The following morning presented quite a challenge: a clamber over the steep hillside where the site of the Iron Age Citânia de Briteiros is located. Our archaeologist guide showed us a highly developed urban area well over 2000 years old, with family compounds containing two or three round houses, a communal meeting house, water courses and roughly paved “roads” which we negotiated with great care and considerable use of walking sticks.


This was a pre-Roman town, later abandoned as people moved down into the fertile river valley and still later occupied once again for a while in medieval times. At the end of the morning our guide took us to the nearby Museu da Cultura Castreja, housed in the former home of Dr. Martins Sarmento, the great 19th century archaeologist responsible for the initial excavations at Briteiros. Here we learned of his care in recording every archaeological find and his interest in the new art of photography, which he used widely in registering his discoveries.


That same afternoon we drove on deep into the countryside around Pôvoa de Lanhoso to visit a filigree jewellery workshop in the small village of Sobradela de Goma. Members were fascinated to see the whole process, beginning with the production of fine wire by melting down various items of silver to form a crucible-full of liquid silver and continuing with the twisting and turning of this wire to create minute flowers, leaves, hearts and swirls which were gradually built up into the decorative jewellery with which we are all familiar.
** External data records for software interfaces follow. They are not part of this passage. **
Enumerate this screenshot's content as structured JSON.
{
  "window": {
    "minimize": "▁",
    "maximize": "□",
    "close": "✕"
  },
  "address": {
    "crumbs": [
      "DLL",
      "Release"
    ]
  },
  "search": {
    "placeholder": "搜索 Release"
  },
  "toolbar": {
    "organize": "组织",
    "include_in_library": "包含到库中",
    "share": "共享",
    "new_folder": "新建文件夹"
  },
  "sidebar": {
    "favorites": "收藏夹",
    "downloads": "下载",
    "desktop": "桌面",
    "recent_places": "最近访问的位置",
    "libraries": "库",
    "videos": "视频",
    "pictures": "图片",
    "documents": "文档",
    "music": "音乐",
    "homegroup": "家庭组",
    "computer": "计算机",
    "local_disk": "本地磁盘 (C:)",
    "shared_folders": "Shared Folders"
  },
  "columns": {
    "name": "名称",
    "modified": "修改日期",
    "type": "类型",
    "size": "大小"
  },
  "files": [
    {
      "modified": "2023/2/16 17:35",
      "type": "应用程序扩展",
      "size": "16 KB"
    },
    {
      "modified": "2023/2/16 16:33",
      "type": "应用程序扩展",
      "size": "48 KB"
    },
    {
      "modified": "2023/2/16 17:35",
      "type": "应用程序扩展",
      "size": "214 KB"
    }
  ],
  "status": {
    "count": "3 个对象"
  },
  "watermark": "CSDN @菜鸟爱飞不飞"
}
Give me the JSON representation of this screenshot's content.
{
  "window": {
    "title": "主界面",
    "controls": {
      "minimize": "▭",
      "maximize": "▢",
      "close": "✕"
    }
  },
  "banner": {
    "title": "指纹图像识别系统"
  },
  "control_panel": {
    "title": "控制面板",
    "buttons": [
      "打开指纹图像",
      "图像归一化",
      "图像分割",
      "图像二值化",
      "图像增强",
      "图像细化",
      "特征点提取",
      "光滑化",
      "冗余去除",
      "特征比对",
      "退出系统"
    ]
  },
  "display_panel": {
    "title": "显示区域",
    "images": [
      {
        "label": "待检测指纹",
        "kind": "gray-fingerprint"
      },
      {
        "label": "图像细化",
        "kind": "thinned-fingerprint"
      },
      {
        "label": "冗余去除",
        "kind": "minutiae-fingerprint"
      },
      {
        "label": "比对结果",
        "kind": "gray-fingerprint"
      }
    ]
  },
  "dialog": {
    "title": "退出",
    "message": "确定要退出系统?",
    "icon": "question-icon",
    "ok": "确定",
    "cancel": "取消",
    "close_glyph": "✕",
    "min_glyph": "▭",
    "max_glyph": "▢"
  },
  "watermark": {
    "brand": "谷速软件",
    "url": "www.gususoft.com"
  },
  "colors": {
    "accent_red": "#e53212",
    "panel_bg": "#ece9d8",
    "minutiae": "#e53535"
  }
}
Nowadays this family of young artisans are creating new designs to please the modern market, whilst at the same time continuing to produce the traditional heart-shaped pendants and ear-rings which are so much a part of Minho culture. Members left Sobradela laden with beautiful purchases and with a new respect for the young people who carry on the age-old tradition of filigree production.


The next day was dedicated to the great former Benedictine monastery at Tibães, close to Braga, and here again we were fortunate to have an excellent guide. For many centuries this monastery was the “mother house” for all the Benedictine monasteries in Portugal and Brazil so that although the resident community never consisted of more than 40 monks the buildings were designed on a grand scale, prepared to accommodate representatives of all the Benedictine houses in those two countries for regular meetings as well as continuing the Benedictine tradition of providing accommodation for travellers, especially pilgrims on their way to Compostela.


After falling into decay in the hundred years or so which followed on the 19th-century dissolution of the monasteries in Portugal, Tibães was finally acquired by the state in the 1980’s and since then considerable work has been done to repair and restore the damaged buildings so that it is now in beautiful condition and well worth a visit.


On our final day we made a leisurely journey south, carried by our ever-patient driver up a steep hill just outside Barcelos to visit an incredibly well laid-out mountain-top pilgrimage centre with its tiny but very well kept chapel, focus of a great August romaria around the time of the feast of the Assumption which brings tens of thousands up the steep roads. Close by we tasted the vinho verde produced by the English owners of the Quinta do Convento da Franqueira and then went on to the Oporto Cricket and Lawn Tennis Club for the last of a series of splendid meals which added greatly to our enjoyment throughout the week.


It was great to have with us four members of the Oporto branch of the British Historical Society for our visit to the Palácio da Brejoeira and we also enjoyed the company of two other members from Oporto each of whom joined us for two days during the course of the week.


Finally, we received an unsolicited word of appreciation from our hosts at the Quinta do Convento da Franqueira, who wrote saying how much they had enjoyed meeting our “lively and interested group”.